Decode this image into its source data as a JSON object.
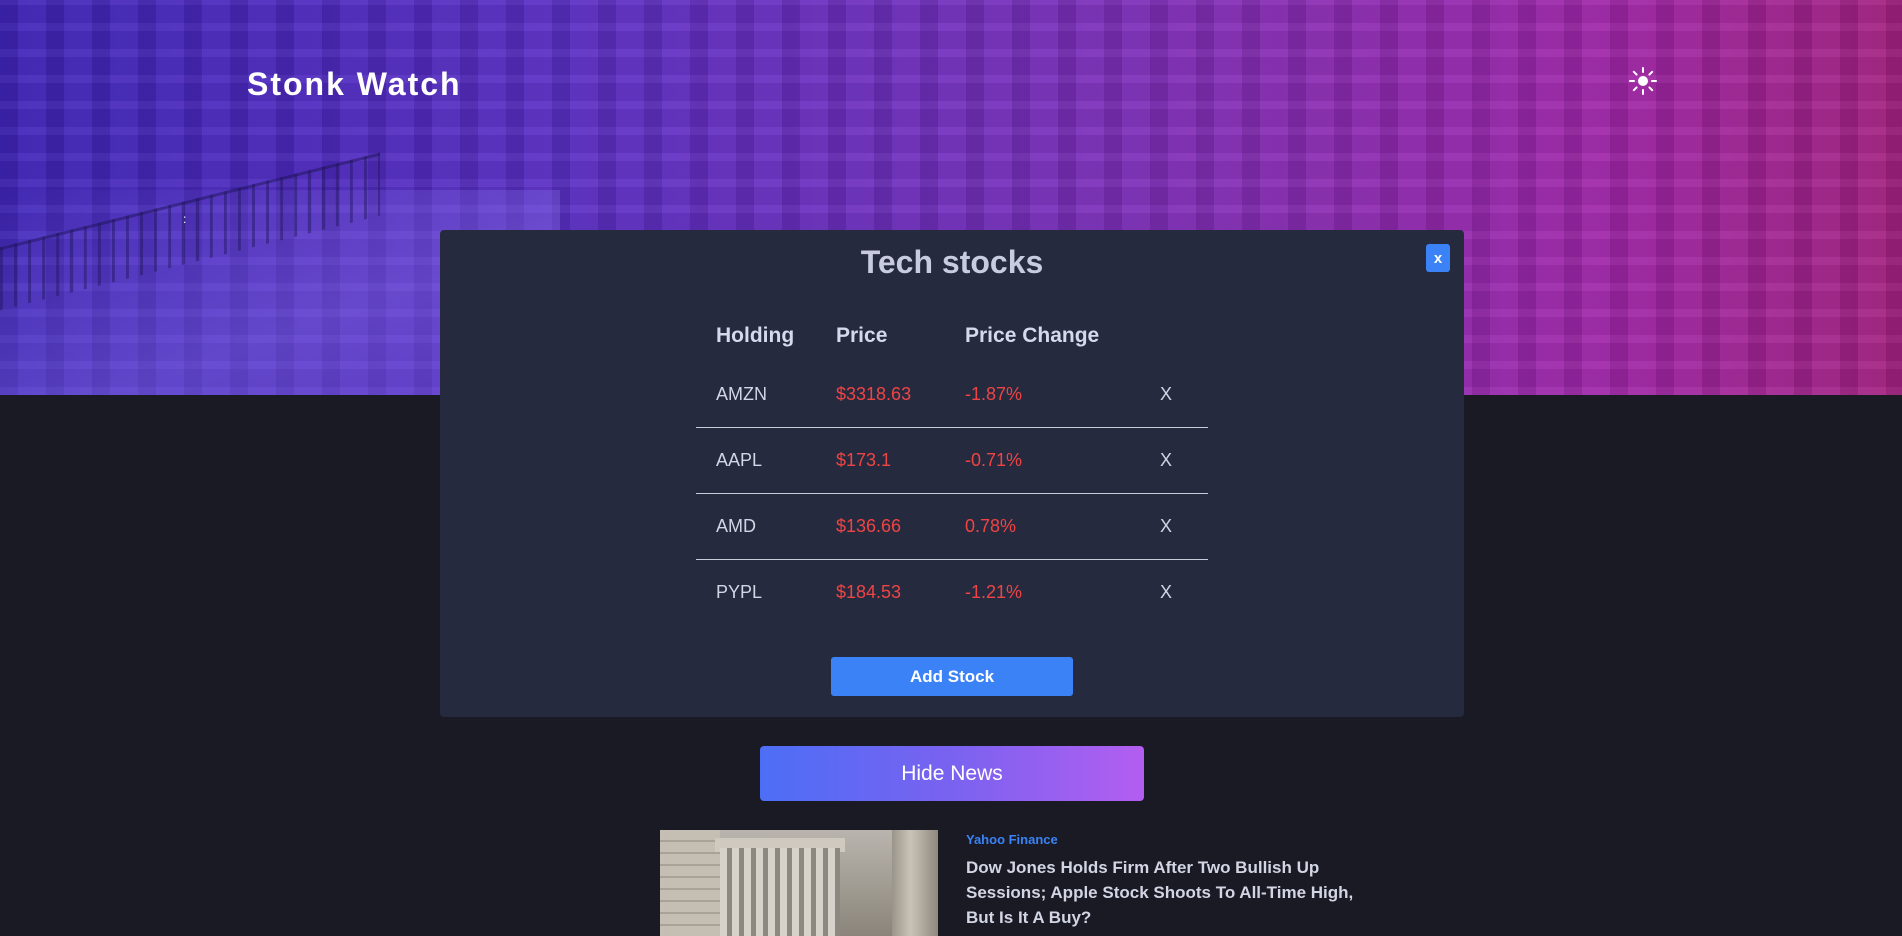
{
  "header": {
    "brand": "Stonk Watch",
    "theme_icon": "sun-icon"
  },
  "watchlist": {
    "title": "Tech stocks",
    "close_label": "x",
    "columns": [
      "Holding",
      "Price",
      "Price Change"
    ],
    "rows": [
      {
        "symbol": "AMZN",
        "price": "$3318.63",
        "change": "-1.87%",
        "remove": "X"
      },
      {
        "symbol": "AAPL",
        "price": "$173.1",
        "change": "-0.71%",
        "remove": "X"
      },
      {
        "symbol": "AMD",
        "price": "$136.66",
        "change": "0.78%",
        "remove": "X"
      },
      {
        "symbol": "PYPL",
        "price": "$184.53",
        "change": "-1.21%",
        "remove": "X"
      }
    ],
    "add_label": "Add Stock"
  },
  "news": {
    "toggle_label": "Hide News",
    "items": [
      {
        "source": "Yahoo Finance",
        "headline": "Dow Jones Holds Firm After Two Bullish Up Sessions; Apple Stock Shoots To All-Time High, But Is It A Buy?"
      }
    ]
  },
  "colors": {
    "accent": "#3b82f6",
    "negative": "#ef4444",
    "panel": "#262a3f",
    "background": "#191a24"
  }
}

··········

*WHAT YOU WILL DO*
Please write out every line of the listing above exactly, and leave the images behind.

*SOLUTION FOR THIS TASK*
Decode this image into its source data as a JSON object.
{
  "header": {
    "brand": "Stonk Watch",
    "theme_icon": "sun-icon"
  },
  "watchlist": {
    "title": "Tech stocks",
    "close_label": "x",
    "columns": [
      "Holding",
      "Price",
      "Price Change"
    ],
    "rows": [
      {
        "symbol": "AMZN",
        "price": "$3318.63",
        "change": "-1.87%",
        "remove": "X"
      },
      {
        "symbol": "AAPL",
        "price": "$173.1",
        "change": "-0.71%",
        "remove": "X"
      },
      {
        "symbol": "AMD",
        "price": "$136.66",
        "change": "0.78%",
        "remove": "X"
      },
      {
        "symbol": "PYPL",
        "price": "$184.53",
        "change": "-1.21%",
        "remove": "X"
      }
    ],
    "add_label": "Add Stock"
  },
  "news": {
    "toggle_label": "Hide News",
    "items": [
      {
        "source": "Yahoo Finance",
        "headline": "Dow Jones Holds Firm After Two Bullish Up Sessions; Apple Stock Shoots To All-Time High, But Is It A Buy?"
      }
    ]
  },
  "colors": {
    "accent": "#3b82f6",
    "negative": "#ef4444",
    "panel": "#262a3f",
    "background": "#191a24"
  }
}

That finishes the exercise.